Post-Brexit bill threatens musicians' rights

Florence Lockheart
Tuesday, January 17, 2023

The bill, which would give ministers unprecedented power to change retained EU law, is set to be discussed in Parliament tomorrow

©Adobe Stock
©Adobe Stock

A bill set to be discussed in parliament tomorrow could potentially erode the rights of musicians through amendments to worker’s rights and copyright. The Retained EU Law Bill (REUL), which aims to revoke certain EU laws in the UK post-Brexit, would give ministers unprecedented power to change retained EU law.

The bill, sponsored by the Department for Business, Energy and Industrial Strategy, threatens up to 4,000 pieces of legislation on topics affecting musicians including maximum working time directives and maternity pay as well as copyright laws. The Musicians Union is calling on members to ask their MPs to vote against the Bill.

The laws at risk are important and provide protections for the environment, for animal welfare, workers’ rights and food standards. They are also significant for businesses and industry, providing the stability and certainty needed to plan and trade effectively in international markets.

The government’s independent watchdog, the Regulatory Policy Committee (RPC), has described the impact assessment carried out on the bill’s potential repercussions as ‘not fit for purpose.’ The Scottish Government has also recommended that the Scottish Parliament withholds its consent for the Bill.

In an opinion published on the government website in November 2022, the RPC said: ‘The Department has not sufficiently considered, or sought to quantify, the full impacts of the Bill.’ The RPC also noted that it was given the impact assessment a week after the Bill was introduced to Parliament and so was forced to shorten its process to publish the opinion as soon as possible.

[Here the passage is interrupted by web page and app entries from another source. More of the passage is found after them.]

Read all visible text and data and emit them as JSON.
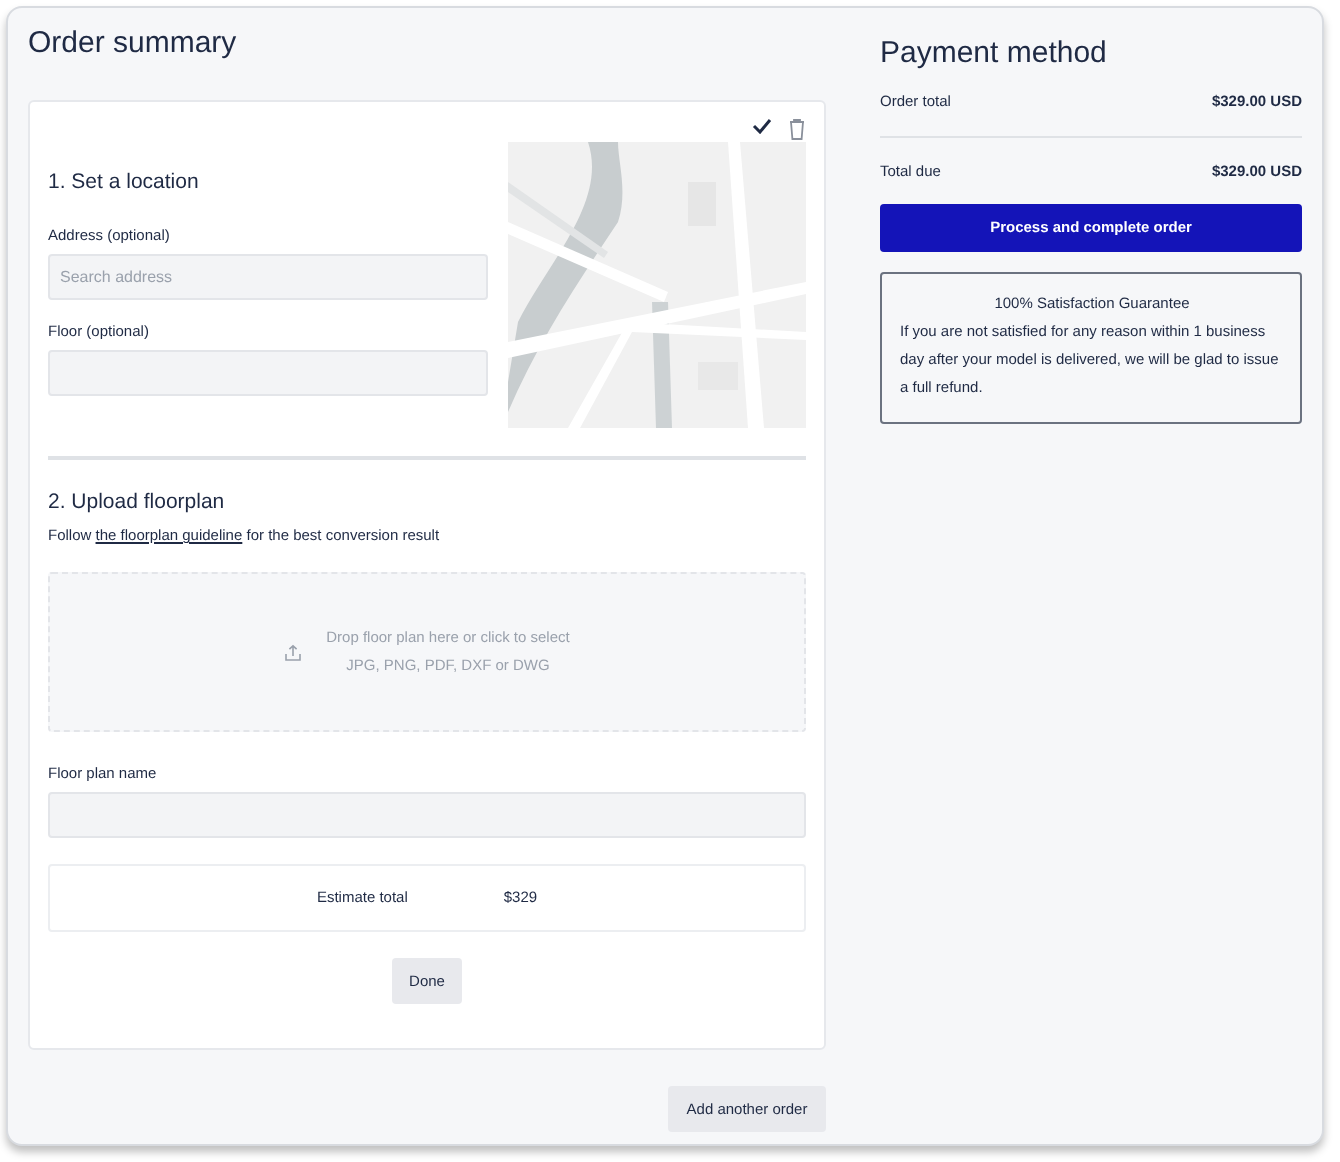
{
  "order_summary": {
    "title": "Order summary",
    "location": {
      "heading": "1. Set a location",
      "address": {
        "label": "Address (optional)",
        "placeholder": "Search address"
      },
      "floor": {
        "label": "Floor (optional)"
      }
    },
    "floorplan": {
      "heading": "2. Upload floorplan",
      "guide_before": "Follow ",
      "guide_link": "the floorplan guideline",
      "guide_after": " for the best conversion result",
      "dropzone": {
        "line1": "Drop floor plan here or click to select",
        "line2": "JPG, PNG, PDF, DXF or DWG"
      },
      "name_field": {
        "label": "Floor plan name"
      }
    },
    "estimate": {
      "label": "Estimate total",
      "value": "$329"
    },
    "done_button": "Done",
    "add_button": "Add another order"
  },
  "payment": {
    "title": "Payment method",
    "rows": [
      {
        "label": "Order total",
        "value": "$329.00 USD"
      },
      {
        "label": "Total due",
        "value": "$329.00 USD"
      }
    ],
    "submit_button": "Process and complete order",
    "guarantee": {
      "title": "100% Satisfaction Guarantee",
      "text": "If you are not satisfied for any reason within 1 business day after your model is delivered, we will be glad to issue a full refund."
    }
  }
}
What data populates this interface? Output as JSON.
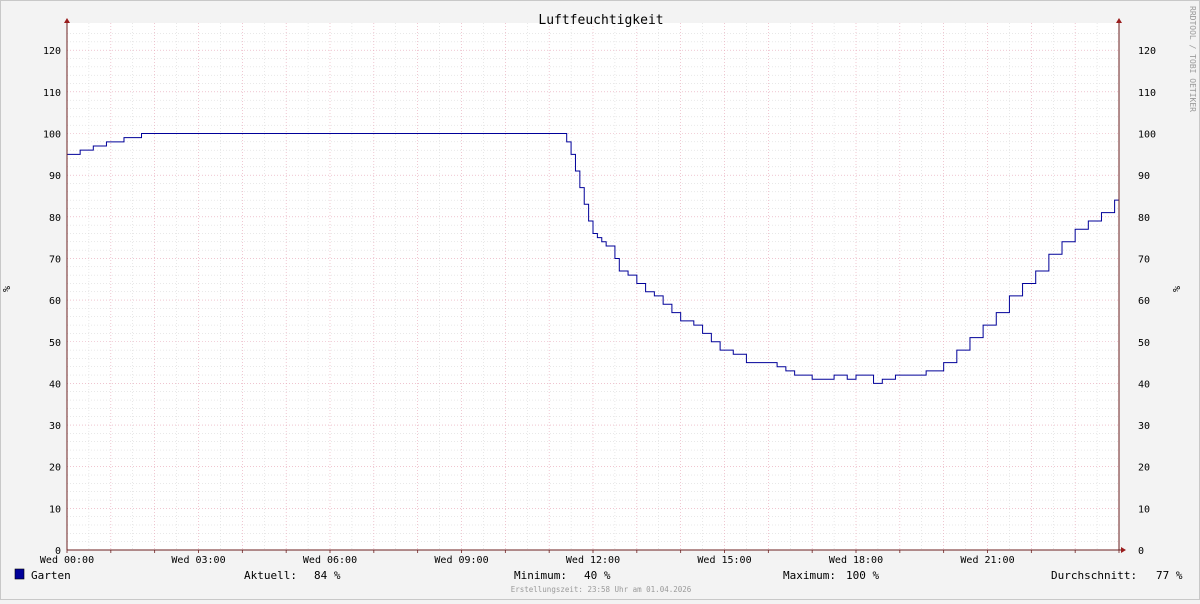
{
  "chart_data": {
    "type": "line",
    "title": "Luftfeuchtigkeit",
    "ylabel": "%",
    "ylabel_right": "%",
    "ylim": [
      0,
      125
    ],
    "yticks": [
      0,
      10,
      20,
      30,
      40,
      50,
      60,
      70,
      80,
      90,
      100,
      110,
      120
    ],
    "xticks": [
      "Wed 00:00",
      "Wed 03:00",
      "Wed 06:00",
      "Wed 09:00",
      "Wed 12:00",
      "Wed 15:00",
      "Wed 18:00",
      "Wed 21:00"
    ],
    "xtick_hours": [
      0,
      3,
      6,
      9,
      12,
      15,
      18,
      21
    ],
    "xlim_hours": [
      0,
      24
    ],
    "grid": true,
    "colors": {
      "series": "#000099",
      "grid_major": "#e6a3b4",
      "grid_minor": "#d2d2d2",
      "axis": "#6b1f1f",
      "canvas": "#ffffff",
      "background": "#f3f3f3"
    },
    "series": [
      {
        "name": "Garten",
        "color": "#000099",
        "x_hours": [
          0,
          0.1,
          0.3,
          0.5,
          0.6,
          0.7,
          0.9,
          1.0,
          1.3,
          1.4,
          1.7,
          1.8,
          2.0,
          3.0,
          6.0,
          9.0,
          11.0,
          11.3,
          11.4,
          11.5,
          11.6,
          11.7,
          11.8,
          11.9,
          12.0,
          12.1,
          12.2,
          12.3,
          12.5,
          12.6,
          12.8,
          13.0,
          13.2,
          13.4,
          13.6,
          13.8,
          14.0,
          14.2,
          14.3,
          14.5,
          14.7,
          14.9,
          15.2,
          15.5,
          15.8,
          16.0,
          16.2,
          16.4,
          16.6,
          16.8,
          17.0,
          17.2,
          17.5,
          17.8,
          18.0,
          18.2,
          18.4,
          18.6,
          18.9,
          19.3,
          19.6,
          19.8,
          20.0,
          20.3,
          20.6,
          20.9,
          21.2,
          21.5,
          21.8,
          22.1,
          22.4,
          22.7,
          23.0,
          23.3,
          23.6,
          23.9
        ],
        "values": [
          95,
          95,
          96,
          96,
          97,
          97,
          98,
          98,
          99,
          99,
          100,
          100,
          100,
          100,
          100,
          100,
          100,
          100,
          98,
          95,
          91,
          87,
          83,
          79,
          76,
          75,
          74,
          73,
          70,
          67,
          66,
          64,
          62,
          61,
          59,
          57,
          55,
          55,
          54,
          52,
          50,
          48,
          47,
          45,
          45,
          45,
          44,
          43,
          42,
          42,
          41,
          41,
          42,
          41,
          42,
          42,
          40,
          41,
          42,
          42,
          43,
          43,
          45,
          48,
          51,
          54,
          57,
          61,
          64,
          67,
          71,
          74,
          77,
          79,
          81,
          84
        ]
      }
    ],
    "legend": {
      "label": "Garten",
      "aktuell_label": "Aktuell:",
      "aktuell_value": "84 %",
      "minimum_label": "Minimum:",
      "minimum_value": "40 %",
      "maximum_label": "Maximum:",
      "maximum_value": "100 %",
      "avg_label": "Durchschnitt:",
      "avg_value": "77 %"
    },
    "footer": "Erstellungszeit: 23:58 Uhr am 01.04.2026",
    "watermark": "RRDTOOL / TOBI OETIKER"
  }
}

Now in its report stage, the bill is currently subject to 45 amendments by MPs including secretary of state for Business, Energy and Industrial Strategy, Grant Shapps, and shadow minister for Business and Industrial Strategy, Justin Madders.